Upside Down
©Linda Allen 1989

Well, I was just a kid that day in 1931
When I saw the airplane circlin' in the sky
Those planes were still a wonder, Thunderation! What a thrill!
Never understood what made 'em fly

There came a spurt and sputter and the airplane headed down
We all ran to the field outside of town
I got there tired and breathless just in time to see her crash
I was so scared - I never made a sound

And it was Upside down
Doin' loop the loops and barrel rolls
Upside down
Flyin' higher than a dream
Upside down
Walkin' wings to make the young girls scream
Greatest thing our town had ever seen

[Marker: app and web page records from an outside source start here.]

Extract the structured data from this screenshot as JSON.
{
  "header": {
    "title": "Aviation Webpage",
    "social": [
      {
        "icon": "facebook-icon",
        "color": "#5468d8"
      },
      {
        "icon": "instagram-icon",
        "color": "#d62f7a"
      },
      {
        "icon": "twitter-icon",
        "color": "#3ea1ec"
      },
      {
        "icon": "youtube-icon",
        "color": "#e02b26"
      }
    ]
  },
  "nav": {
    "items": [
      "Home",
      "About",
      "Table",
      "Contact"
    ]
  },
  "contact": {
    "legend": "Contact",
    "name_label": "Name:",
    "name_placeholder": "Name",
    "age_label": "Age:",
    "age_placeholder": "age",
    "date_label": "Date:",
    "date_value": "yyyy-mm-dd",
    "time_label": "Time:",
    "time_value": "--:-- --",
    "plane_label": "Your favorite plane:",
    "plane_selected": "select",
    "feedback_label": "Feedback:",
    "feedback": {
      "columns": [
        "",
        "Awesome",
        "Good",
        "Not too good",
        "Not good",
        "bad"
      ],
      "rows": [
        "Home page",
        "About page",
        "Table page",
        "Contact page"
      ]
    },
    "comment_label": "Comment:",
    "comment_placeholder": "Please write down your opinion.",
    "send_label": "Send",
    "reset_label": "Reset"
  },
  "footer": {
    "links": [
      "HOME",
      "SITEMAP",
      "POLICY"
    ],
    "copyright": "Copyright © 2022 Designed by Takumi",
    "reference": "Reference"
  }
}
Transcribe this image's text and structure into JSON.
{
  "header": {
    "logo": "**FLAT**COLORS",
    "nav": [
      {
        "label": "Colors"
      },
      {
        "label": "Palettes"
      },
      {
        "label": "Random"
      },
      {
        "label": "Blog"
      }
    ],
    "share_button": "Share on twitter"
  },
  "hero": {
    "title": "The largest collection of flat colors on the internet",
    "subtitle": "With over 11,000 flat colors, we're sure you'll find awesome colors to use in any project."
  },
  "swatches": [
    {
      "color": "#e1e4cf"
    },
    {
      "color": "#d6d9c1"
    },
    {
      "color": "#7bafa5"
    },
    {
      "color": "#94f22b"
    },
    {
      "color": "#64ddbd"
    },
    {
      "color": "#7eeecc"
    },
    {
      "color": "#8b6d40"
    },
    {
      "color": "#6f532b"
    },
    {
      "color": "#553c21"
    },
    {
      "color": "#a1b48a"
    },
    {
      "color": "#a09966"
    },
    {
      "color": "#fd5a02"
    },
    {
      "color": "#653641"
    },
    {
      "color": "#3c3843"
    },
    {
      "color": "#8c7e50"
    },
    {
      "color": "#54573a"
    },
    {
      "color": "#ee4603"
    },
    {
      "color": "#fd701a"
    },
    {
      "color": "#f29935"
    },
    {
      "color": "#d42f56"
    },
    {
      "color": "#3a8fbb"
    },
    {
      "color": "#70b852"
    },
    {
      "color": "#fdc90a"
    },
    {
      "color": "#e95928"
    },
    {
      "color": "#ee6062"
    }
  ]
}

Clyde Pangborn was a young sensation seeker, we all knew
A barnstormer with more tricks than a kite
Then a Tokyo paper promised fame and fortune to the first
To make a non-stop trans-Pacific flight

They set off on their journey on a clear October day
To save on fuel they dumped the landing wheels
Then high above Alaska - Pangborn walked the icy wings
And with frozen hands tied dangling rods of steel CHORUS

Instrumental chorus

Clyde Pangborn and Hugh Herndon flew from Samashiro Beach
Miss Veedol was the monoplane they flew
For over 40 hours to Wenatchee's landing field
Where they circled in the sky so clear and blue

I tell you, I was there the day Clyde Pangborn came back home
The plane slid down the field and tipped her nose
Then we saw two grimy pilots walkin', smilin' to the crowd
I yelled so hard it hurt down to my toes CHORUS

Notes:
The Wenatchee Museum has a wonderful exhibit on the Pangborn-
Herndon flight, which includes their plane's bent propellar.
Newspaper editor Wilf Wood's recollection of seeing the plane
circle overhead as a boy provided additional inspiration. Clyde
Pangborn did walk the wings above Alaska to release the rods
which could have caused serious damage upon landing.